PHOTOGRAPHY IN THE WILD

Whether you’re a first time Wild Night Outer or an experienced wild camper, you’ll probably be thinking of sharing your experiences with your family and friends on social media or maybe a blog or website.

Whichever medium you choose, there is nothing like a few good photographs to impress your friends and convey the spirit of wild adventuring you have experienced.

General photography

Nearly everyone now possesses a smart phone and the quality of the cameras on them has developed exponentially in the last few years. Phones currently on the market now have full HD, low light capability, automatic rendering and infinite storage capacity. In fact they are so good, it’s quite difficult to take a bad photo with them, drunken selfies on a night out with your idiot mates excepted.

Your computer will also have some form of basic photo editing capability whereby you can automatically correct, crop and retouch photos before you upload them to your Facebook page or blog site. If you want to get really technical with the editing there is Photoshop, but this is eye wateringly expensive to buy and not easy for the non professional to use. Personally, I use Smart Photo Editor, which is relatively inexpensive and very user friendly.

JR camera.jpg

 

Video

If you decide to shoot video, then your mobile should have acceptable video capability, but if you want to take it up to the next level, there are the action cams. Top end of the market are the GoPro’s but there are many more less expensive versions available on the market, perhaps with a little less functionality but perfectly good HD picture quality. I use a TecBean2 action cam.

If you’re using your smart phone to shoot video then make sure you shoot in landscape format. Every time you see someone’s mobile footage on TV, they’ve always got the phone held upright and you can’t have failed to notice how rubbish it looks.

Video editing

Something to bear in mind if you are new to video recording is that you will need to shoot approximately one hour of video for every minute of the finished product. By the time you’ve finished cutting out the shaky bits, bad framing and shots of the sky or your feet, there’s not a lot left. It’s also worth spending a few quid on a decent video editing package such as Wondershare Filmora. The basic video editing package that usually comes ready installed on your computer will generally be worse than useless and the free to download ones aren’t much better. So if you intend to be the next YouTube sensation, then decent video editing software is a good investment!

Night time

If you are wanting to take photos of wonderful starlit skies then you are going to need a tripod mounted DSLR that shoots in manual, raw, and bulb mode, preferably with a remote control so you don’t have to touch the camera.
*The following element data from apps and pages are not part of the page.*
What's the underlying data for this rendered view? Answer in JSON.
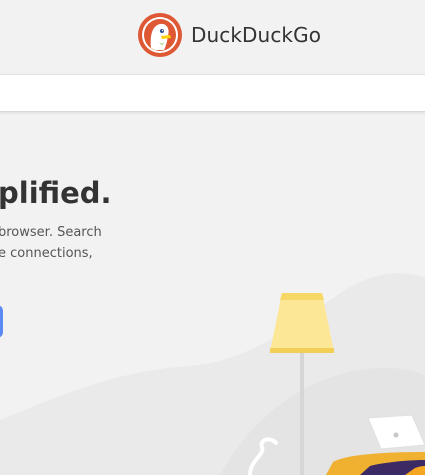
{
  "header": {
    "brand_name": "DuckDuckGo",
    "logo_icon": "duck-logo-icon"
  },
  "search": {
    "placeholder": "",
    "value": ""
  },
  "hero": {
    "title": "plified.",
    "description_lines": [
      "browser. Search",
      "e connections,"
    ]
  },
  "cta": {
    "label": ""
  },
  "colors": {
    "brand_orange": "#de5833",
    "cta_blue": "#5b8af5",
    "background": "#f2f2f2",
    "lamp_yellow": "#fbe796"
  },
  "illustration": {
    "icons": [
      "floor-lamp-icon",
      "laptop-icon",
      "cushion-icon"
    ]
  }
}
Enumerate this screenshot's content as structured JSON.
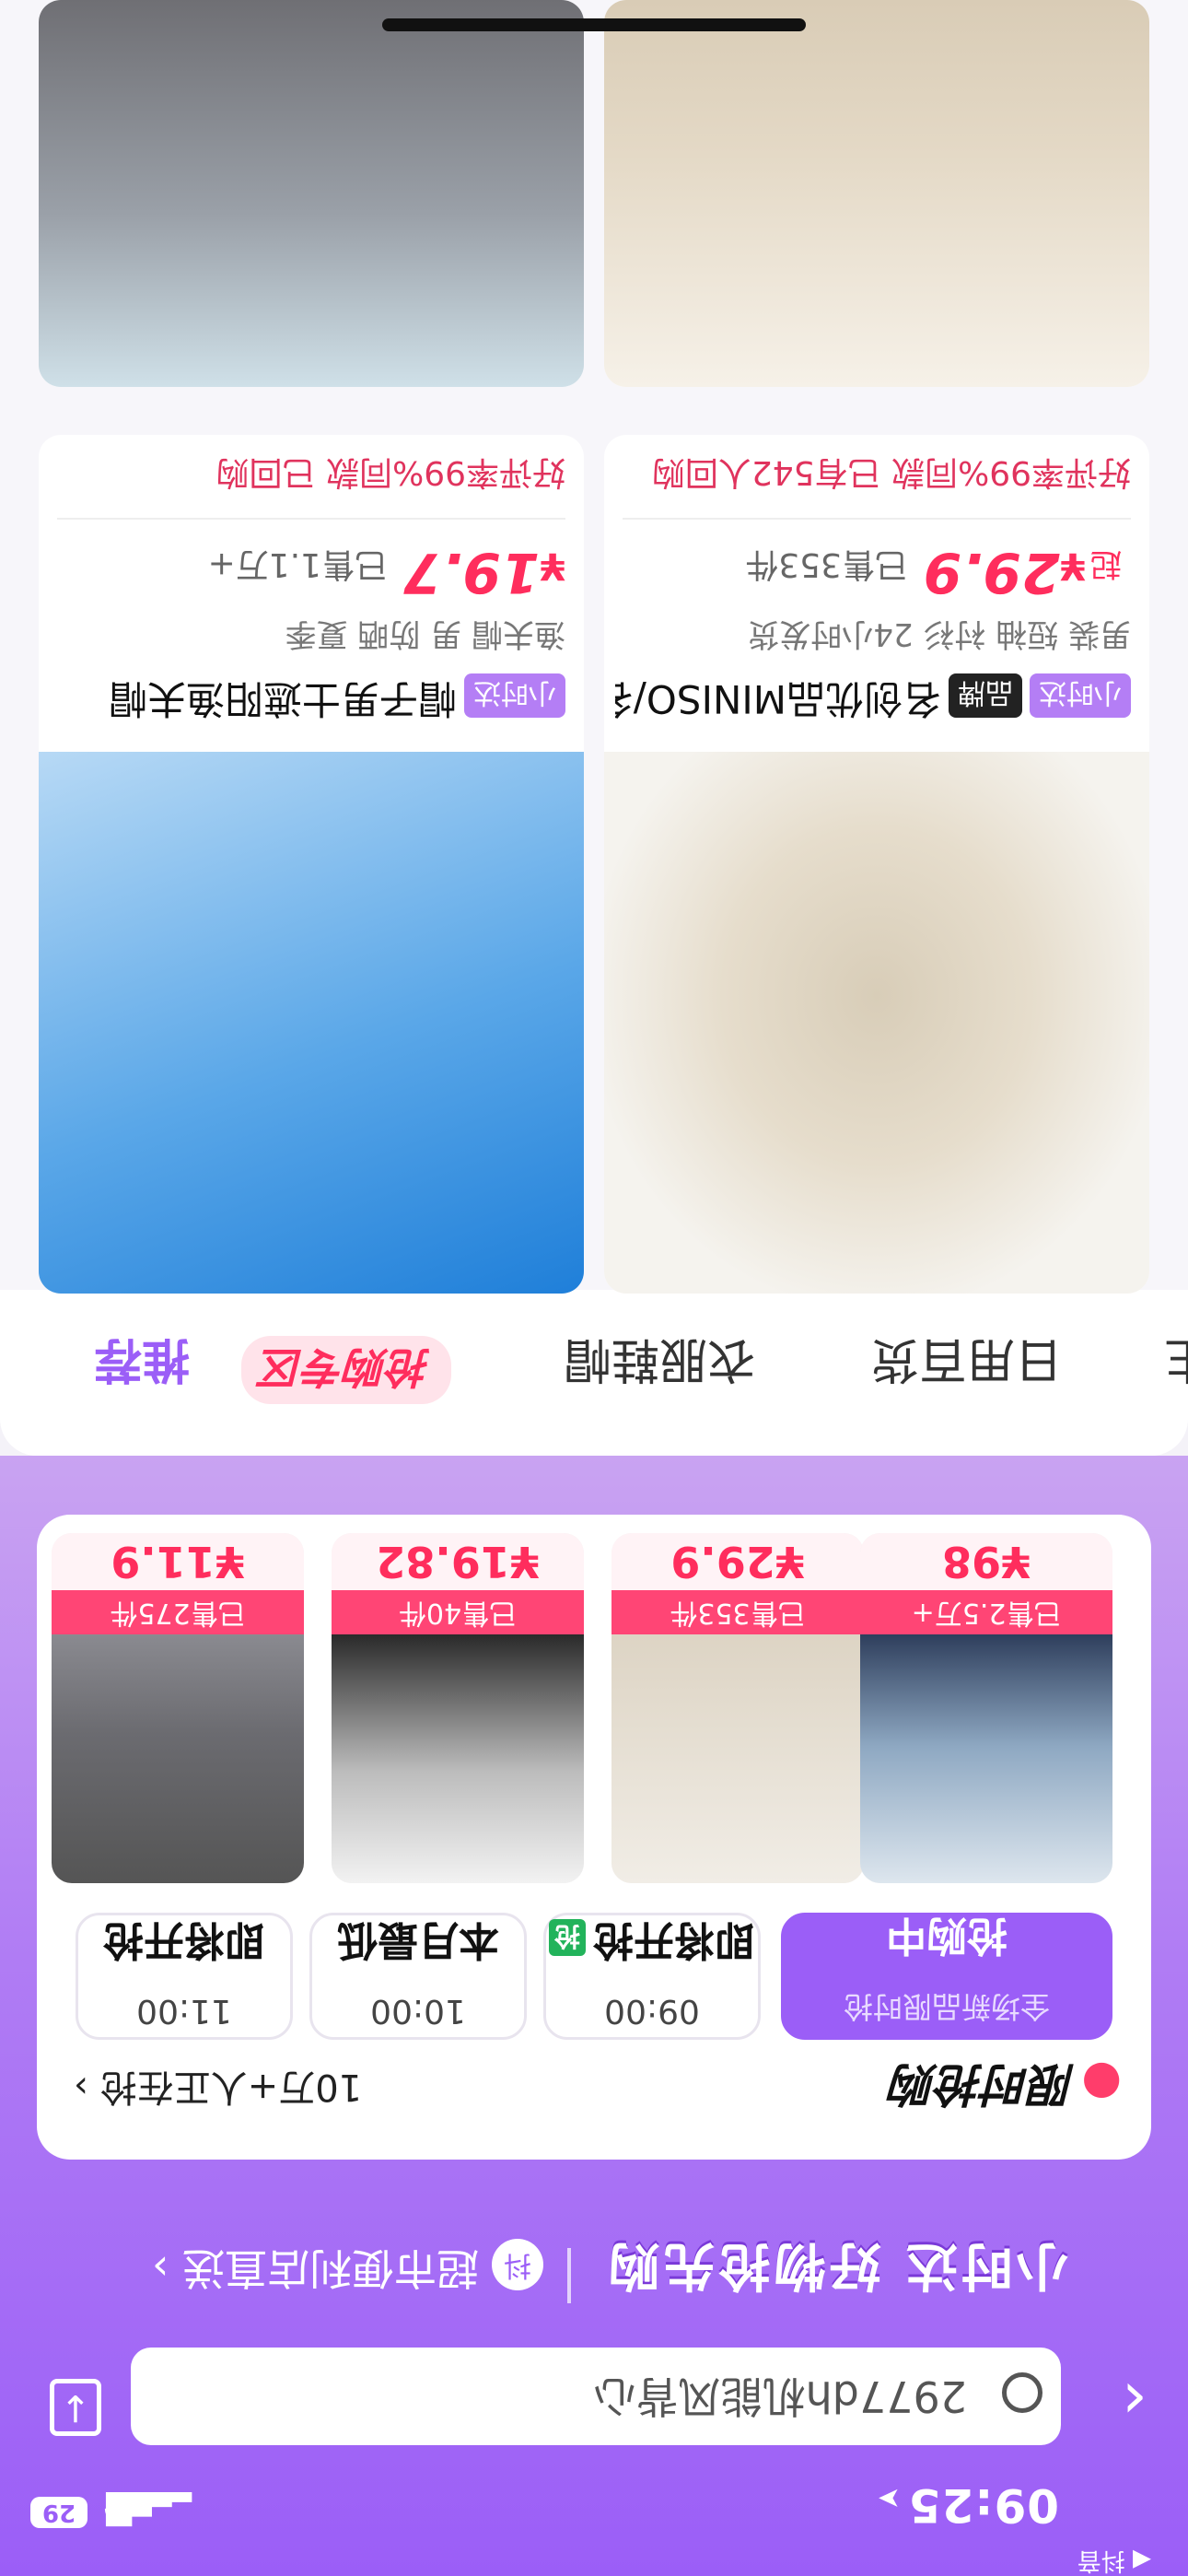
{
  "status_bar": {
    "time": "09:25",
    "back_app": "抖音",
    "battery": "29"
  },
  "search": {
    "query": "2977dh机能风背心"
  },
  "promo": {
    "left_text": "小时达 好物抢先购",
    "store_text": "超市便利店直送"
  },
  "flash_sale": {
    "title": "限时抢购",
    "more_text": "10万+人正在抢",
    "slots": [
      {
        "time": "11:00",
        "label": "即将开抢",
        "chip": ""
      },
      {
        "time": "10:00",
        "label": "本月最低",
        "chip": ""
      },
      {
        "time": "09:00",
        "label": "即将开抢",
        "chip": "抢"
      },
      {
        "time": "",
        "label": "抢购中",
        "sub": "全场新品限时抢"
      }
    ],
    "items": [
      {
        "price": "¥11.9",
        "tag": "已售275件"
      },
      {
        "price": "¥19.82",
        "tag": "已售40件"
      },
      {
        "price": "¥29.9",
        "tag": "已售353件"
      },
      {
        "price": "¥98",
        "tag": "已售2.5万+"
      }
    ]
  },
  "tabs": {
    "items": [
      "推荐",
      "抢购专区",
      "衣服鞋帽",
      "日用百货",
      "生"
    ],
    "sale_label": "抢购专区"
  },
  "products": [
    {
      "name": "名创优品MINISO/名",
      "badge_dark": "品牌",
      "badge_purple": "小时达",
      "tags": "男装 短袖 衬衫 24小时发货",
      "price_cur": "¥",
      "price": "29.9",
      "sold": "已售353件",
      "foot": "好评率99%同款 已有542人回购"
    },
    {
      "name": "帽子男士遮阳渔夫帽",
      "badge_dark": "",
      "badge_purple": "小时达",
      "tags": "渔夫帽 男 防晒 夏季",
      "price_cur": "¥",
      "price": "19.7",
      "sold": "已售1.1万+",
      "foot": "好评率99%同款 已回购"
    }
  ],
  "colors": {
    "accent": "#9b5ef7",
    "price": "#ff2d5d",
    "bg": "#f7f6fa"
  }
}
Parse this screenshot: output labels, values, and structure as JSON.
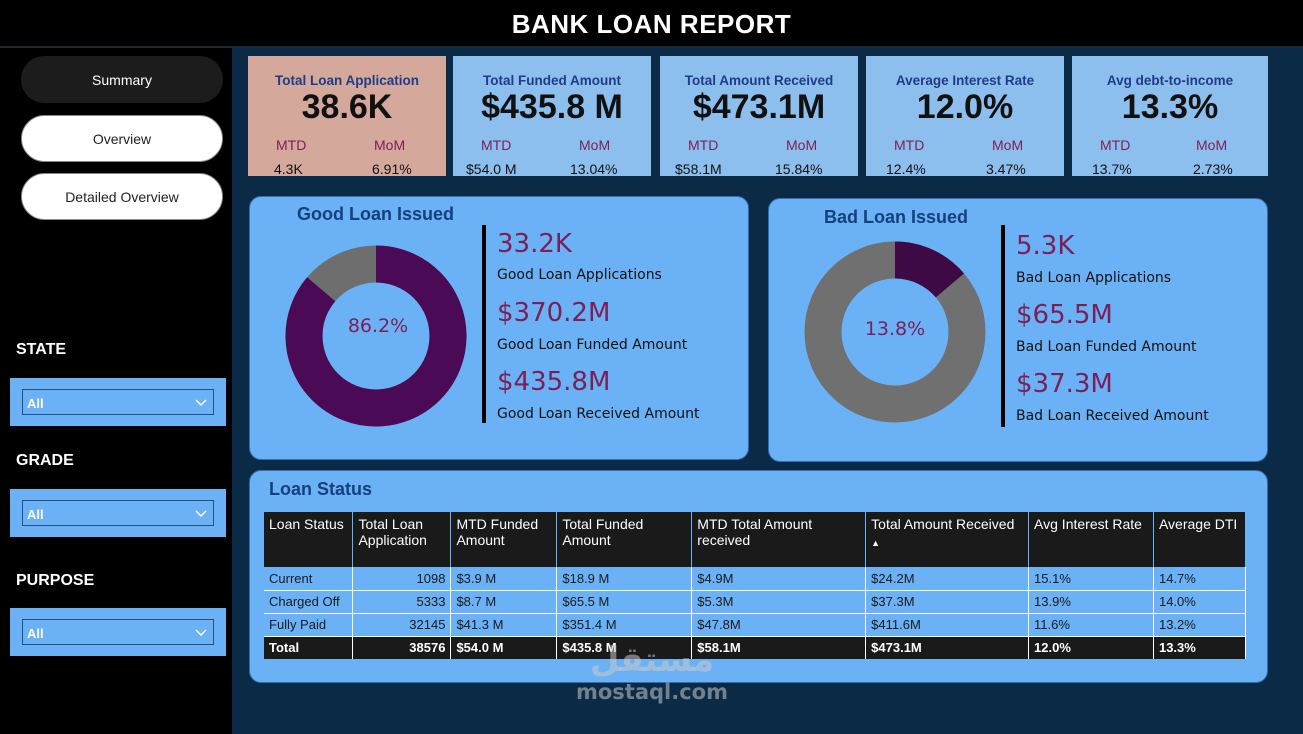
{
  "header": {
    "title": "BANK LOAN REPORT"
  },
  "nav": {
    "summary": "Summary",
    "overview": "Overview",
    "detailed": "Detailed Overview"
  },
  "filters": {
    "state": {
      "label": "STATE",
      "value": "All"
    },
    "grade": {
      "label": "GRADE",
      "value": "All"
    },
    "purpose": {
      "label": "PURPOSE",
      "value": "All"
    }
  },
  "kpis": [
    {
      "title": "Total Loan Application",
      "value": "38.6K",
      "mtd_label": "MTD",
      "mom_label": "MoM",
      "mtd": "4.3K",
      "mom": "6.91%"
    },
    {
      "title": "Total Funded Amount",
      "value": "$435.8 M",
      "mtd_label": "MTD",
      "mom_label": "MoM",
      "mtd": "$54.0 M",
      "mom": "13.04%"
    },
    {
      "title": "Total Amount Received",
      "value": "$473.1M",
      "mtd_label": "MTD",
      "mom_label": "MoM",
      "mtd": "$58.1M",
      "mom": "15.84%"
    },
    {
      "title": "Average Interest Rate",
      "value": "12.0%",
      "mtd_label": "MTD",
      "mom_label": "MoM",
      "mtd": "12.4%",
      "mom": "3.47%"
    },
    {
      "title": "Avg debt-to-income",
      "value": "13.3%",
      "mtd_label": "MTD",
      "mom_label": "MoM",
      "mtd": "13.7%",
      "mom": "2.73%"
    }
  ],
  "good_loan": {
    "title": "Good Loan Issued",
    "percent_label": "86.2%",
    "percent": 86.2,
    "applications": "33.2K",
    "applications_label": "Good Loan Applications",
    "funded": "$370.2M",
    "funded_label": "Good Loan Funded Amount",
    "received": "$435.8M",
    "received_label": "Good Loan Received Amount",
    "fill_color": "#4a0a55",
    "rest_color": "#6e6e6e"
  },
  "bad_loan": {
    "title": "Bad Loan Issued",
    "percent_label": "13.8%",
    "percent": 13.8,
    "applications": "5.3K",
    "applications_label": "Bad Loan Applications",
    "funded": "$65.5M",
    "funded_label": "Bad Loan Funded Amount",
    "received": "$37.3M",
    "received_label": "Bad Loan Received Amount",
    "fill_color": "#3d0a45",
    "rest_color": "#707070"
  },
  "loan_status": {
    "title": "Loan Status",
    "columns": [
      "Loan Status",
      "Total Loan Application",
      "MTD Funded Amount",
      "Total Funded Amount",
      "MTD Total Amount received",
      "Total Amount Received",
      "Avg Interest Rate",
      "Average DTI"
    ],
    "rows": [
      [
        "Current",
        "1098",
        "$3.9 M",
        "$18.9 M",
        "$4.9M",
        "$24.2M",
        "15.1%",
        "14.7%"
      ],
      [
        "Charged Off",
        "5333",
        "$8.7 M",
        "$65.5 M",
        "$5.3M",
        "$37.3M",
        "13.9%",
        "14.0%"
      ],
      [
        "Fully Paid",
        "32145",
        "$41.3 M",
        "$351.4 M",
        "$47.8M",
        "$411.6M",
        "11.6%",
        "13.2%"
      ]
    ],
    "total": [
      "Total",
      "38576",
      "$54.0 M",
      "$435.8 M",
      "$58.1M",
      "$473.1M",
      "12.0%",
      "13.3%"
    ]
  },
  "watermark": {
    "arabic": "مستقل",
    "latin": "mostaql.com"
  }
}
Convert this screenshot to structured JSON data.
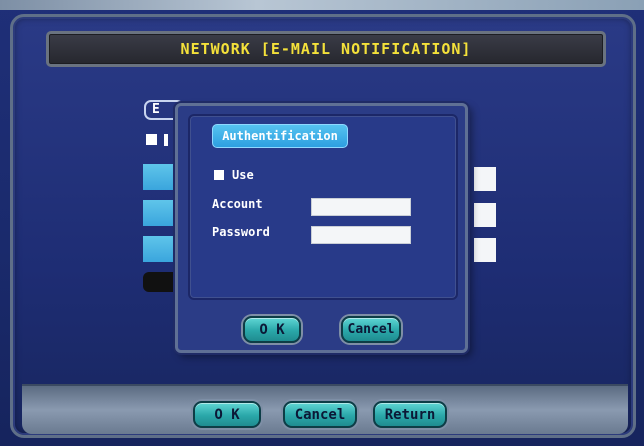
{
  "screen": {
    "title": "NETWORK [E-MAIL NOTIFICATION]"
  },
  "background_page": {
    "tab_label_partial": "E"
  },
  "dialog": {
    "section_tab": "Authentification",
    "use_label": "Use",
    "use_checked": false,
    "account_label": "Account",
    "account_value": "",
    "password_label": "Password",
    "password_value": "",
    "ok_label": "O K",
    "cancel_label": "Cancel"
  },
  "footer": {
    "ok_label": "O K",
    "cancel_label": "Cancel",
    "return_label": "Return"
  },
  "colors": {
    "title_text": "#f4e13a",
    "button_fill": "#2aa7a9",
    "tab_fill": "#3aa5dd",
    "screen_bg": "#1f2f78"
  }
}
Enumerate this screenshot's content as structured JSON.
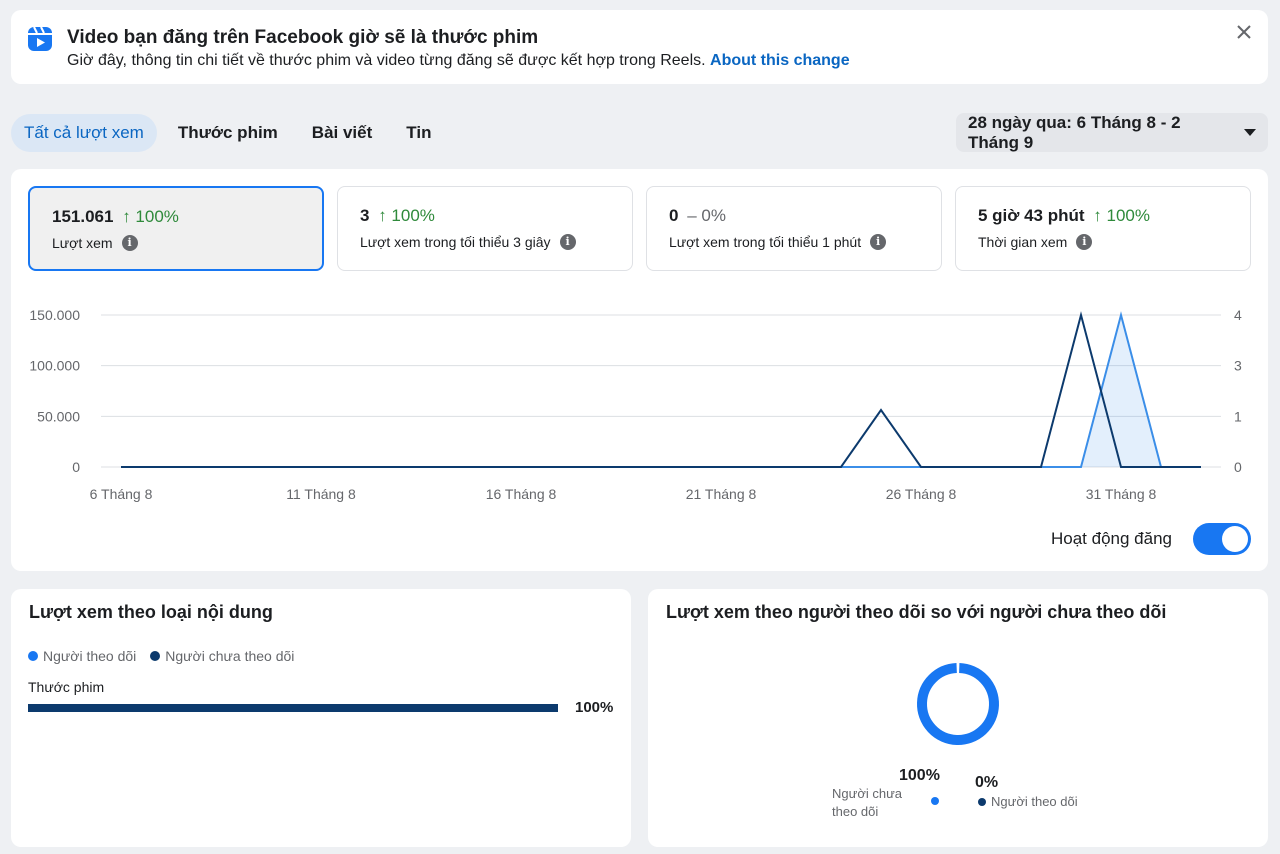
{
  "banner": {
    "icon": "reels-icon",
    "title": "Video bạn đăng trên Facebook giờ sẽ là thước phim",
    "description": "Giờ đây, thông tin chi tiết về thước phim và video từng đăng sẽ được kết hợp trong Reels.",
    "link": "About this change",
    "close_icon": "close-icon"
  },
  "tabs": [
    {
      "label": "Tất cả lượt xem",
      "active": true
    },
    {
      "label": "Thước phim",
      "active": false
    },
    {
      "label": "Bài viết",
      "active": false
    },
    {
      "label": "Tin",
      "active": false
    }
  ],
  "date_range": "28 ngày qua: 6 Tháng 8 - 2 Tháng 9",
  "metrics": [
    {
      "value": "151.061",
      "delta": "↑ 100%",
      "label": "Lượt xem",
      "selected": true
    },
    {
      "value": "3",
      "delta": "↑ 100%",
      "label": "Lượt xem trong tối thiểu 3 giây",
      "selected": false
    },
    {
      "value": "0",
      "delta": "– 0%",
      "label": "Lượt xem trong tối thiểu 1 phút",
      "selected": false
    },
    {
      "value": "5 giờ 43 phút",
      "delta": "↑ 100%",
      "label": "Thời gian xem",
      "selected": false
    }
  ],
  "toggle": {
    "label": "Hoạt động đăng",
    "on": true
  },
  "colors": {
    "accent": "#1877f2",
    "link": "#0a66c2",
    "dark_series": "#0c3a6d",
    "light_series": "#3b8ee8",
    "up": "#2f8a3b"
  },
  "chart_data": {
    "type": "line",
    "days": [
      "6 Tháng 8",
      "7 Tháng 8",
      "8 Tháng 8",
      "9 Tháng 8",
      "10 Tháng 8",
      "11 Tháng 8",
      "12 Tháng 8",
      "13 Tháng 8",
      "14 Tháng 8",
      "15 Tháng 8",
      "16 Tháng 8",
      "17 Tháng 8",
      "18 Tháng 8",
      "19 Tháng 8",
      "20 Tháng 8",
      "21 Tháng 8",
      "22 Tháng 8",
      "23 Tháng 8",
      "24 Tháng 8",
      "25 Tháng 8",
      "26 Tháng 8",
      "27 Tháng 8",
      "28 Tháng 8",
      "29 Tháng 8",
      "30 Tháng 8",
      "31 Tháng 8",
      "1 Tháng 9",
      "2 Tháng 9"
    ],
    "x_tick_labels": [
      "6 Tháng 8",
      "11 Tháng 8",
      "16 Tháng 8",
      "21 Tháng 8",
      "26 Tháng 8",
      "31 Tháng 8"
    ],
    "x_tick_indices": [
      0,
      5,
      10,
      15,
      20,
      25
    ],
    "y_left_ticks": [
      "0",
      "50.000",
      "100.000",
      "150.000"
    ],
    "y_left_range": [
      0,
      150000
    ],
    "y_right_ticks": [
      "0",
      "1",
      "3",
      "4"
    ],
    "y_right_range": [
      0,
      4
    ],
    "series": [
      {
        "axis": "left",
        "color": "#3b8ee8",
        "fill": true,
        "values": [
          0,
          0,
          0,
          0,
          0,
          0,
          0,
          0,
          0,
          0,
          0,
          0,
          0,
          0,
          0,
          0,
          0,
          0,
          0,
          0,
          0,
          0,
          0,
          0,
          0,
          151061,
          0,
          0
        ]
      },
      {
        "axis": "right",
        "color": "#0c3a6d",
        "fill": false,
        "values": [
          0,
          0,
          0,
          0,
          0,
          0,
          0,
          0,
          0,
          0,
          0,
          0,
          0,
          0,
          0,
          0,
          0,
          0,
          0,
          1.5,
          0,
          0,
          0,
          0,
          4,
          0,
          0,
          0
        ]
      }
    ]
  },
  "content_type_card": {
    "title": "Lượt xem theo loại nội dung",
    "legend": [
      {
        "label": "Người theo dõi",
        "color": "#1877f2"
      },
      {
        "label": "Người chưa theo dõi",
        "color": "#0c3a6d"
      }
    ],
    "bars": [
      {
        "label": "Thước phim",
        "percent": 100,
        "percent_label": "100%"
      }
    ]
  },
  "followers_card": {
    "title": "Lượt xem theo người theo dõi so với người chưa theo dõi",
    "non_followers": {
      "percent": 100,
      "percent_label": "100%",
      "label_line1": "Người chưa",
      "label_line2": "theo dõi",
      "color": "#1877f2"
    },
    "followers": {
      "percent": 0,
      "percent_label": "0%",
      "label": "Người theo dõi",
      "color": "#0c3a6d"
    }
  }
}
I use an Olympus E-410, one of the smallest, lightest DSLRs on the market, which is also a useful consideration when backpacking too.

Night time photography is a vast subject and there are so many variables, but for shooting starry skies I’d suggest trying the following settings for starters: set focus to infinity, exposure time 8 seconds or slightly more, f/2.8, ISO 1600 or more and noise filter on.

For moonlit landscapes, your camera settings should be exposure time of 2 minutes, f/16 and ISO 1600.

A good DSLR will also come with a series of presets for low light and/or candlelight portrait settings and you can get amazing shots of your friends faces lit up by a single low light source. Being as you are wild camping, you won’t be lighting camp fires of course!

So go for it and let’s see all your adventures on social media, don’t worry if your photos or videos aren’t amazing, it’s the recording and sharing of your adventures.

 

By Tim Mellor, WildNightOut contributor

Check out Tim's blog here